Anagol, Cole, and Sarkar conduct a series of field experiments to evaluate two competing views of the role of financial intermediaries in providing product recommendations to potentially uninformed consumers. The first view argues that financial intermediaries may provide valuable product education, helping consumers to decide which of many complicated products is right for them. Even if commissions influence intermediary recommendations, consumers are sufficiently sophisticated to discount advice. The second, more sinister, view, argues that intermediaries recommend and sell products that maximize the agents well-being, with little regard to the need of the customer. Audit studies in the Indian insurance market find evidence consistent with the second view: agents recommend a product that provides them high commissions, although it is strictly dominated by alternative products. Consumers demonstrating lower levels of sophistication are more likely to be offered the wrong product. Agents also appear to cater to the initial preferences of consumers even when those initial preferences are for products that are not suitable for the consumer. Finally, the authors exploit a natural experiment that occurred during their audits to test how disclosure requirements affect product recommendations. They find that requiring disclosure of commission levels makes agents less likely to recommend the product for which disclosure is required.
Alexander Muermann, Vienna University of Economics and Business
Asymmetric Information in Automobile Insurance: New Evidence from Telematic Data

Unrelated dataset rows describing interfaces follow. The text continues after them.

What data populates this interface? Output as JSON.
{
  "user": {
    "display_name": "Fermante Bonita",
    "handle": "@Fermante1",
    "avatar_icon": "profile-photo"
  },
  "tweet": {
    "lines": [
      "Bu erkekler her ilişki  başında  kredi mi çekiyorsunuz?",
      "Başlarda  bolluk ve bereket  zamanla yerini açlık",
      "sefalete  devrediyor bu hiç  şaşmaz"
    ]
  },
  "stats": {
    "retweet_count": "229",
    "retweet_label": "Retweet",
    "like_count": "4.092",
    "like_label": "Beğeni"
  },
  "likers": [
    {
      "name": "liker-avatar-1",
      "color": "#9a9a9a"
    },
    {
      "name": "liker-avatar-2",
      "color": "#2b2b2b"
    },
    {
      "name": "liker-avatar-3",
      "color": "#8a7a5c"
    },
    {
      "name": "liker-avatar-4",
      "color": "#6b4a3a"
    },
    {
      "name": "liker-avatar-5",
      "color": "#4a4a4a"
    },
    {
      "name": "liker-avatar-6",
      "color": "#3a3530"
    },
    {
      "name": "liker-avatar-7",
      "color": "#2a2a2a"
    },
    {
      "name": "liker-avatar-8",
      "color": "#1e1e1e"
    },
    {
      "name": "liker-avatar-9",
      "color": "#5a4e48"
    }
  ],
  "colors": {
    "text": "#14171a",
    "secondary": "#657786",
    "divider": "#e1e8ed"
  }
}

Muermann provides novel insights into the effects of private information in automobile insurance. His analysis is based on telematic data of insured cars, including detailed information about driving behavior that is unobservable to the insurance company. He finds direct evidence that private information about driving behavior has significant and counteracting effects on the choice of third-party liability and first-party insurance coverage. Yet, tests based on the residual correlation between the level of insurance coverage and risk spuriously allude to different interpretations. These results suggest overlapping and offsetting effects of private information based on risk preferences and driving behavior.